I've been reviewing educational websites for eight years. Over that span of time, finding good topics to write about has gotten much easier, since the entire Web has grown so much. But true quality, in both content and design, is still rare; and I still get the same thrill when I do discover it. These five sites are my favorites from the Surfnetkids crop of 2004.
"Every veteran has his or her own war, and each is custodian of a unique story and memories. At the Veterans History Project, we treasure the personal narratives sent to us by veterans from all wars. Vivid as if they happened yesterday, these heartfelt accounts make us laugh, cry and remember." The stories at this Library of Congress site are amazing but better yet you can interview a family member, and add their story to the collection. The participation page is chock full of interviewing tips and sample questions. Stories can be submitted online or via a printed form.
Laid out in a timeline from first pyramid to last, this National Geographic site makes excellent use of multimedia to explore the pyramids individually, and place them within historical context. When visiting each pyramid page, place your mouse over the photo of the pyramid to view a diagram of its internal structure. Most of the eight featured pyramids also have additional photos available on the Images button in the upper right-hand corner.
Created on behalf of Earhart's family, this official site is excellent in content, design, and navigation. Of course there is an Earhart biography, but don't stop there. Other highlights include a nice collection of quotes ("Courage is the price that Life exacts for granting peace." ), a photo gallery, and screensavers and wallpaper (listed under Downloads.)
This fabulous site from Scholastic has something for everyone, whether you are a teacher or a student in grades one through eight. Begin with All About Dolphins, where your host, research biologist Dan Odell, introduces the topic by answering some basic dolphin questions. Next try your hand at the Cetacean Relations Game. Cetaceans are the order of marine mammals that includes all whales, dolphins and porpoises. With all this under your belt, now you are ready to join the virtual field trip (Dolphin Watch) to study bottlenose dolphins in the Indian River Lagoon in Florida.

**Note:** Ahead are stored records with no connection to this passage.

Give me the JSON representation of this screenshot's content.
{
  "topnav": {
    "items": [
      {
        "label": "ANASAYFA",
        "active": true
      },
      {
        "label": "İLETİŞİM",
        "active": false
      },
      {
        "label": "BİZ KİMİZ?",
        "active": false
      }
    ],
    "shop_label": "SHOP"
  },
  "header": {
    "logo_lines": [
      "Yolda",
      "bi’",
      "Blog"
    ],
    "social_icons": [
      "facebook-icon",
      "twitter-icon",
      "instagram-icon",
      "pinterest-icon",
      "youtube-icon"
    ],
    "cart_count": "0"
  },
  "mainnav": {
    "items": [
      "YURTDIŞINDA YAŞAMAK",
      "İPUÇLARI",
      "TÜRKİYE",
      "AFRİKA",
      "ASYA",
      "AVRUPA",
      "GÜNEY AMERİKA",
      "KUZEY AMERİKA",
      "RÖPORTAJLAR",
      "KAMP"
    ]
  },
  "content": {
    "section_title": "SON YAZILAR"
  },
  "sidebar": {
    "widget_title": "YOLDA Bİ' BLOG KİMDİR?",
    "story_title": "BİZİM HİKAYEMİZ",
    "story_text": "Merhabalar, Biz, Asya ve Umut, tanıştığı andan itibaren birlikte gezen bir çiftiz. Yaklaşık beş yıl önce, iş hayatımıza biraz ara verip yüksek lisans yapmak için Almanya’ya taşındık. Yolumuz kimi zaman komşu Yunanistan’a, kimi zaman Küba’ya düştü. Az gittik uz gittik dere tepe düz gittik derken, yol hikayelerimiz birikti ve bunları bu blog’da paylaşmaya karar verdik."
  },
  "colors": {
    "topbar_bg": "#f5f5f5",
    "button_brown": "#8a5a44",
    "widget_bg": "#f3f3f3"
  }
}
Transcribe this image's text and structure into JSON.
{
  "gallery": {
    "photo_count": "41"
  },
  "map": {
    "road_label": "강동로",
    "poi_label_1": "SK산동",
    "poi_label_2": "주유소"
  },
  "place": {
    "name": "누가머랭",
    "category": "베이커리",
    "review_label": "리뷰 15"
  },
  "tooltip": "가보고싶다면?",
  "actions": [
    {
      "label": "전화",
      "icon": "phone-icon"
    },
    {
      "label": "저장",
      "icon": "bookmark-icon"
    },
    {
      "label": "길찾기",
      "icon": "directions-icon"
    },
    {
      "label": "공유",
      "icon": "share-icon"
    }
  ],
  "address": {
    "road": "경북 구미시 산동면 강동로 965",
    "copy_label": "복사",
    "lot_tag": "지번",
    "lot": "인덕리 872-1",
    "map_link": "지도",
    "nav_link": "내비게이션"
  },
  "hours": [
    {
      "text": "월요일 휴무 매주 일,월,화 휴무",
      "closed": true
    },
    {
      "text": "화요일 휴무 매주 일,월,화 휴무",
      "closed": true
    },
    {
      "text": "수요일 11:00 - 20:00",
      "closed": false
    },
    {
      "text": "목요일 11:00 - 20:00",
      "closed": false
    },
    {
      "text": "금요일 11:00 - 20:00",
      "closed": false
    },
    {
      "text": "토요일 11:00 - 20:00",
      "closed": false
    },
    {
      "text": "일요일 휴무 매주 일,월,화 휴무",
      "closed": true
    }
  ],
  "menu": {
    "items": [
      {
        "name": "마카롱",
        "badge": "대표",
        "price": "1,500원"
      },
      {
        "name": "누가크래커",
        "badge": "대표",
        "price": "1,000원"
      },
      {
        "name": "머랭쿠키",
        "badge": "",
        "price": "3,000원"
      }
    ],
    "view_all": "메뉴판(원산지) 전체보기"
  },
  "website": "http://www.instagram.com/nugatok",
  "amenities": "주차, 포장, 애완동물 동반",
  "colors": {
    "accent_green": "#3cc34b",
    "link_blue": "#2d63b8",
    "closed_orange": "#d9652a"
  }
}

This page from the Van Gogh Museum in Amsterdam is a favorite because it includes the arty multimedia Van Gogh & Gauguin exhibit (it's not sequential, so just click around and enjoy), a nice selection of van Gogh e-cards, and an amazing 3D tour of the permanent museum collection. Unfortunately the 3D tour requires a unique Windows plugin (yes, I hated this part too) but the resulting tour is worth it. Walking around the museum (and chatting with other visitors), I felt as if I was inside a video game.